WHAT TO PRODUCE. I'd like the data beneath this line reproduced exactly, without any of its images.

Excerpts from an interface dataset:
┌──

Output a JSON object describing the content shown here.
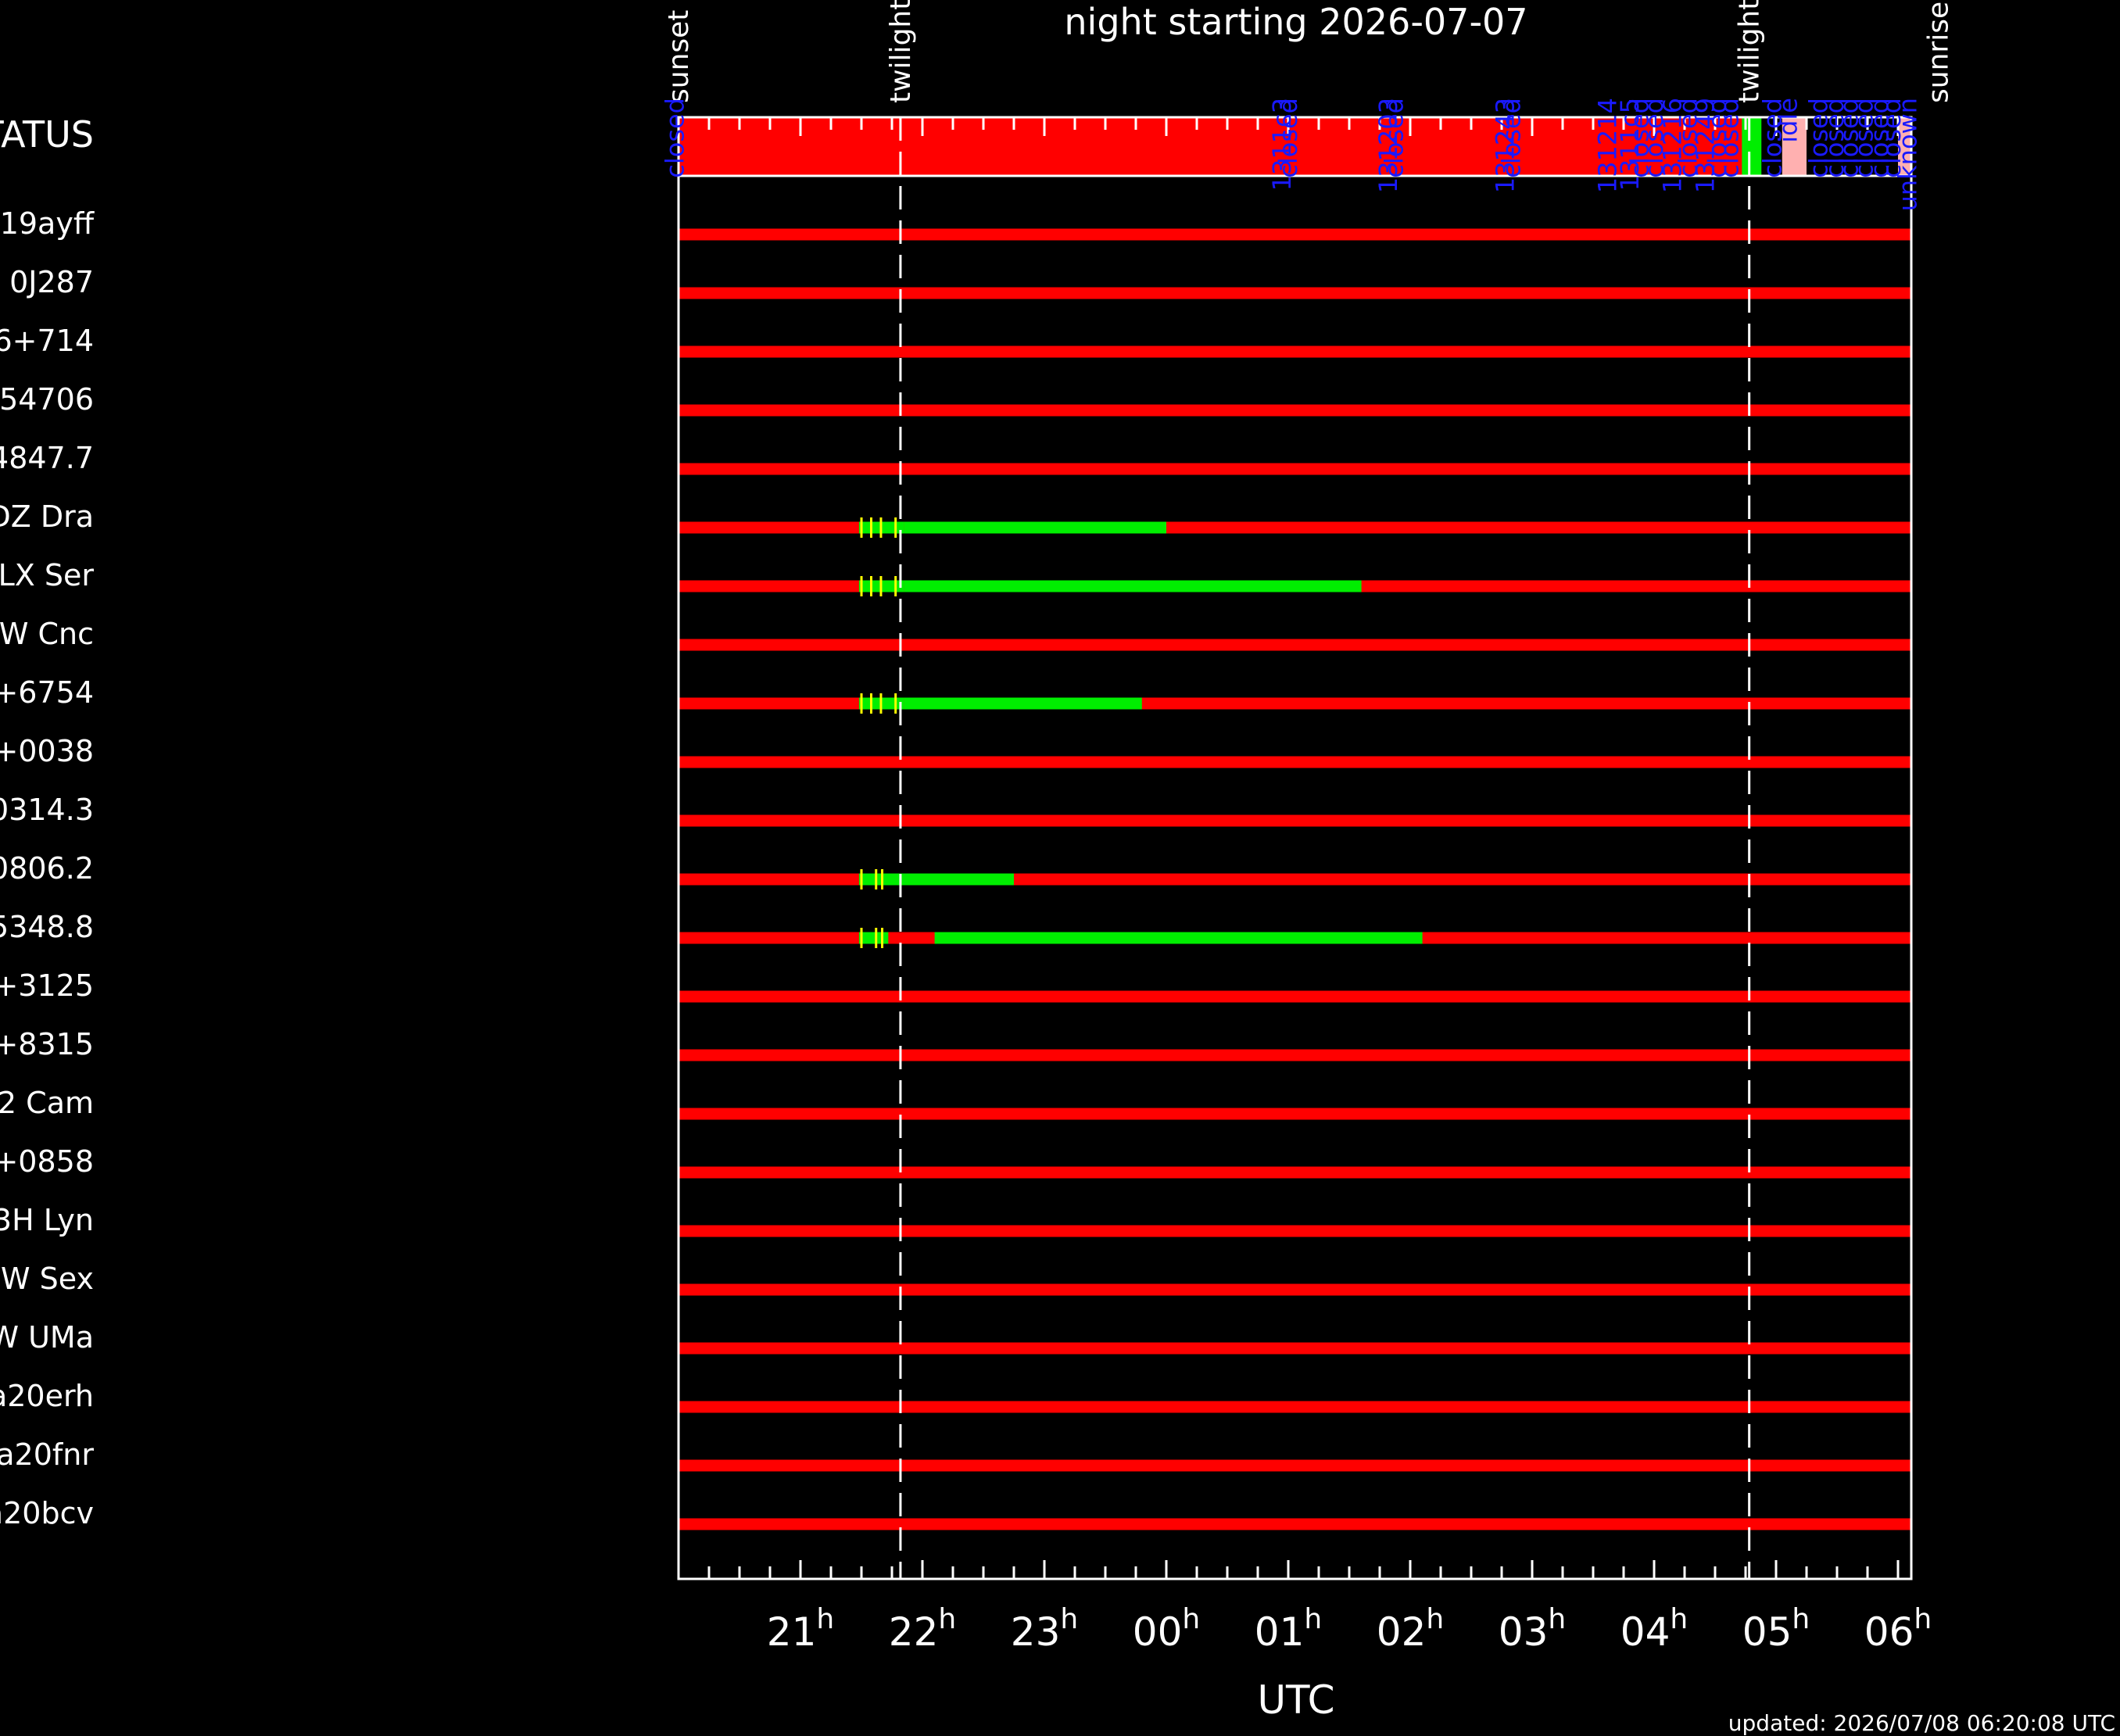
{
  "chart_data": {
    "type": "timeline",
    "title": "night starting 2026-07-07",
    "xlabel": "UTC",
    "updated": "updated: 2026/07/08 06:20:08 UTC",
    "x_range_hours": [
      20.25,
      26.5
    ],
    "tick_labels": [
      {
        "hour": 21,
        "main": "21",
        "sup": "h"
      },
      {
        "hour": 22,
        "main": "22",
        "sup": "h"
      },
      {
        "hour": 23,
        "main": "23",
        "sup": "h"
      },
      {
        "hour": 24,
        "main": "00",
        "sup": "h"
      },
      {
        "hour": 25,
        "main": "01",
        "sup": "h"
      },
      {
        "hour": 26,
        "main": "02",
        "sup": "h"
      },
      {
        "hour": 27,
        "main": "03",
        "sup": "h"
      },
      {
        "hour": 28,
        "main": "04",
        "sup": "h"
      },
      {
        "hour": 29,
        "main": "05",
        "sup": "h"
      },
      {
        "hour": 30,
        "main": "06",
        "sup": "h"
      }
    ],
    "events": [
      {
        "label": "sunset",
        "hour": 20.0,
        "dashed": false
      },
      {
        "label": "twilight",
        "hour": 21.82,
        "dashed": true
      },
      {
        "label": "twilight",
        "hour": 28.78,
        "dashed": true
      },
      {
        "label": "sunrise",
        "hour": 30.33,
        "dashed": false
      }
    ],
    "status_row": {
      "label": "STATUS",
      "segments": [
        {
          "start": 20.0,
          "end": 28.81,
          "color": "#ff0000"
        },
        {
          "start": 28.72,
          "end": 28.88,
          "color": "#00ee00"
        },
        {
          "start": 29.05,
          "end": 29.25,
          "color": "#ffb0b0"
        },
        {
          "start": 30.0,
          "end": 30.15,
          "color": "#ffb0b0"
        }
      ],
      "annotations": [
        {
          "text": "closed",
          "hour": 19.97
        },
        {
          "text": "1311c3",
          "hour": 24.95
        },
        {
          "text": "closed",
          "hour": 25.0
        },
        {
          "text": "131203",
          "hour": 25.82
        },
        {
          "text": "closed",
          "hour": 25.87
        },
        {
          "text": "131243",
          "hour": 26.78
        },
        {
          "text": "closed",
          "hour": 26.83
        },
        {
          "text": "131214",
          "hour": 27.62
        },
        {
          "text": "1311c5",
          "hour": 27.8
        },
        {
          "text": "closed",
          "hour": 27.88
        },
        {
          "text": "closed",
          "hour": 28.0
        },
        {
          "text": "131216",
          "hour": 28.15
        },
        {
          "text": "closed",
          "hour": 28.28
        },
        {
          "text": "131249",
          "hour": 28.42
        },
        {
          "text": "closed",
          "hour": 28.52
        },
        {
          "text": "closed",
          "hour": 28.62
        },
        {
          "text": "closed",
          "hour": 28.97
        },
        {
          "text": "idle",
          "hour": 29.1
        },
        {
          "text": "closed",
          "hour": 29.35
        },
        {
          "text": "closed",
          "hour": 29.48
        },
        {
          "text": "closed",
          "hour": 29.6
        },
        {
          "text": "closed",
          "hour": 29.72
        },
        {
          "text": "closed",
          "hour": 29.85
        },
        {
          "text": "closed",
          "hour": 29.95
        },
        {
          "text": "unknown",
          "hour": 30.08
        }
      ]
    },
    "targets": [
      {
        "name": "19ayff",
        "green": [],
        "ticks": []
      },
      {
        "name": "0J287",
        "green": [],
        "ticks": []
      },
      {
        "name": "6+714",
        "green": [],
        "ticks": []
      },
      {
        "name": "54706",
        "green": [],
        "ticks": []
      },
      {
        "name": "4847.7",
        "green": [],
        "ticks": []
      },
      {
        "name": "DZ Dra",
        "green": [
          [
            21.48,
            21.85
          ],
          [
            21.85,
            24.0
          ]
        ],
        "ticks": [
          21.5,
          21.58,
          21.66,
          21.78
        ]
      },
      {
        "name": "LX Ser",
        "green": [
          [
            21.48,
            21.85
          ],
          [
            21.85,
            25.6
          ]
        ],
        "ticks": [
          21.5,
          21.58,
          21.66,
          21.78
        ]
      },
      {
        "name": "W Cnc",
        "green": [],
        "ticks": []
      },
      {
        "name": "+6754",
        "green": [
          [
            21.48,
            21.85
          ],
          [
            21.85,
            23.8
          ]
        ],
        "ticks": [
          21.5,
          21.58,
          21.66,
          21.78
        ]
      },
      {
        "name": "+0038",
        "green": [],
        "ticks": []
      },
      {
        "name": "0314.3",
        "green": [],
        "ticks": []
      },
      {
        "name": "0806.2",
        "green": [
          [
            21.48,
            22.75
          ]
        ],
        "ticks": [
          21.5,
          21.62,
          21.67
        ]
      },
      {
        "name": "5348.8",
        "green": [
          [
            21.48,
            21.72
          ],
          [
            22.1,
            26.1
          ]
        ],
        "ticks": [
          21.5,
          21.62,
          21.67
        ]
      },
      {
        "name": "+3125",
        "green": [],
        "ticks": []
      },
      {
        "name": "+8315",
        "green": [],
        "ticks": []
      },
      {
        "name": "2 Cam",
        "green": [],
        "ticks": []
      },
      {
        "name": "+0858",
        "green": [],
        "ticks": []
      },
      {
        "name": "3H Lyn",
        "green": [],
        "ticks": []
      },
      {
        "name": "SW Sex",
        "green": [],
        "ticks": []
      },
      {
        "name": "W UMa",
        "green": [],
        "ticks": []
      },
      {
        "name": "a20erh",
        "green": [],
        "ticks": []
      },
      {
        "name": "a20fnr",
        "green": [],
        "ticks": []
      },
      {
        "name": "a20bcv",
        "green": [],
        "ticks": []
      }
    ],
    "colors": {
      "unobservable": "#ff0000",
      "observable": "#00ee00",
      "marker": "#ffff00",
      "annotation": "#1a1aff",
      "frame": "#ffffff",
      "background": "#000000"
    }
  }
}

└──

WRITTEN RESPONSE.
Output a JSON object describing the content shown here.
{
  "chart_data": {
    "type": "timeline",
    "title": "night starting 2026-07-07",
    "xlabel": "UTC",
    "updated": "updated: 2026/07/08 06:20:08 UTC",
    "x_range_hours": [
      20.25,
      26.5
    ],
    "tick_labels": [
      {
        "hour": 21,
        "main": "21",
        "sup": "h"
      },
      {
        "hour": 22,
        "main": "22",
        "sup": "h"
      },
      {
        "hour": 23,
        "main": "23",
        "sup": "h"
      },
      {
        "hour": 24,
        "main": "00",
        "sup": "h"
      },
      {
        "hour": 25,
        "main": "01",
        "sup": "h"
      },
      {
        "hour": 26,
        "main": "02",
        "sup": "h"
      },
      {
        "hour": 27,
        "main": "03",
        "sup": "h"
      },
      {
        "hour": 28,
        "main": "04",
        "sup": "h"
      },
      {
        "hour": 29,
        "main": "05",
        "sup": "h"
      },
      {
        "hour": 30,
        "main": "06",
        "sup": "h"
      }
    ],
    "events": [
      {
        "label": "sunset",
        "hour": 20.0,
        "dashed": false
      },
      {
        "label": "twilight",
        "hour": 21.82,
        "dashed": true
      },
      {
        "label": "twilight",
        "hour": 28.78,
        "dashed": true
      },
      {
        "label": "sunrise",
        "hour": 30.33,
        "dashed": false
      }
    ],
    "status_row": {
      "label": "STATUS",
      "segments": [
        {
          "start": 20.0,
          "end": 28.81,
          "color": "#ff0000"
        },
        {
          "start": 28.72,
          "end": 28.88,
          "color": "#00ee00"
        },
        {
          "start": 29.05,
          "end": 29.25,
          "color": "#ffb0b0"
        },
        {
          "start": 30.0,
          "end": 30.15,
          "color": "#ffb0b0"
        }
      ],
      "annotations": [
        {
          "text": "closed",
          "hour": 19.97
        },
        {
          "text": "1311c3",
          "hour": 24.95
        },
        {
          "text": "closed",
          "hour": 25.0
        },
        {
          "text": "131203",
          "hour": 25.82
        },
        {
          "text": "closed",
          "hour": 25.87
        },
        {
          "text": "131243",
          "hour": 26.78
        },
        {
          "text": "closed",
          "hour": 26.83
        },
        {
          "text": "131214",
          "hour": 27.62
        },
        {
          "text": "1311c5",
          "hour": 27.8
        },
        {
          "text": "closed",
          "hour": 27.88
        },
        {
          "text": "closed",
          "hour": 28.0
        },
        {
          "text": "131216",
          "hour": 28.15
        },
        {
          "text": "closed",
          "hour": 28.28
        },
        {
          "text": "131249",
          "hour": 28.42
        },
        {
          "text": "closed",
          "hour": 28.52
        },
        {
          "text": "closed",
          "hour": 28.62
        },
        {
          "text": "closed",
          "hour": 28.97
        },
        {
          "text": "idle",
          "hour": 29.1
        },
        {
          "text": "closed",
          "hour": 29.35
        },
        {
          "text": "closed",
          "hour": 29.48
        },
        {
          "text": "closed",
          "hour": 29.6
        },
        {
          "text": "closed",
          "hour": 29.72
        },
        {
          "text": "closed",
          "hour": 29.85
        },
        {
          "text": "closed",
          "hour": 29.95
        },
        {
          "text": "unknown",
          "hour": 30.08
        }
      ]
    },
    "targets": [
      {
        "name": "19ayff",
        "green": [],
        "ticks": []
      },
      {
        "name": "0J287",
        "green": [],
        "ticks": []
      },
      {
        "name": "6+714",
        "green": [],
        "ticks": []
      },
      {
        "name": "54706",
        "green": [],
        "ticks": []
      },
      {
        "name": "4847.7",
        "green": [],
        "ticks": []
      },
      {
        "name": "DZ Dra",
        "green": [
          [
            21.48,
            21.85
          ],
          [
            21.85,
            24.0
          ]
        ],
        "ticks": [
          21.5,
          21.58,
          21.66,
          21.78
        ]
      },
      {
        "name": "LX Ser",
        "green": [
          [
            21.48,
            21.85
          ],
          [
            21.85,
            25.6
          ]
        ],
        "ticks": [
          21.5,
          21.58,
          21.66,
          21.78
        ]
      },
      {
        "name": "W Cnc",
        "green": [],
        "ticks": []
      },
      {
        "name": "+6754",
        "green": [
          [
            21.48,
            21.85
          ],
          [
            21.85,
            23.8
          ]
        ],
        "ticks": [
          21.5,
          21.58,
          21.66,
          21.78
        ]
      },
      {
        "name": "+0038",
        "green": [],
        "ticks": []
      },
      {
        "name": "0314.3",
        "green": [],
        "ticks": []
      },
      {
        "name": "0806.2",
        "green": [
          [
            21.48,
            22.75
          ]
        ],
        "ticks": [
          21.5,
          21.62,
          21.67
        ]
      },
      {
        "name": "5348.8",
        "green": [
          [
            21.48,
            21.72
          ],
          [
            22.1,
            26.1
          ]
        ],
        "ticks": [
          21.5,
          21.62,
          21.67
        ]
      },
      {
        "name": "+3125",
        "green": [],
        "ticks": []
      },
      {
        "name": "+8315",
        "green": [],
        "ticks": []
      },
      {
        "name": "2 Cam",
        "green": [],
        "ticks": []
      },
      {
        "name": "+0858",
        "green": [],
        "ticks": []
      },
      {
        "name": "3H Lyn",
        "green": [],
        "ticks": []
      },
      {
        "name": "SW Sex",
        "green": [],
        "ticks": []
      },
      {
        "name": "W UMa",
        "green": [],
        "ticks": []
      },
      {
        "name": "a20erh",
        "green": [],
        "ticks": []
      },
      {
        "name": "a20fnr",
        "green": [],
        "ticks": []
      },
      {
        "name": "a20bcv",
        "green": [],
        "ticks": []
      }
    ],
    "colors": {
      "unobservable": "#ff0000",
      "observable": "#00ee00",
      "marker": "#ffff00",
      "annotation": "#1a1aff",
      "frame": "#ffffff",
      "background": "#000000"
    }
  }
}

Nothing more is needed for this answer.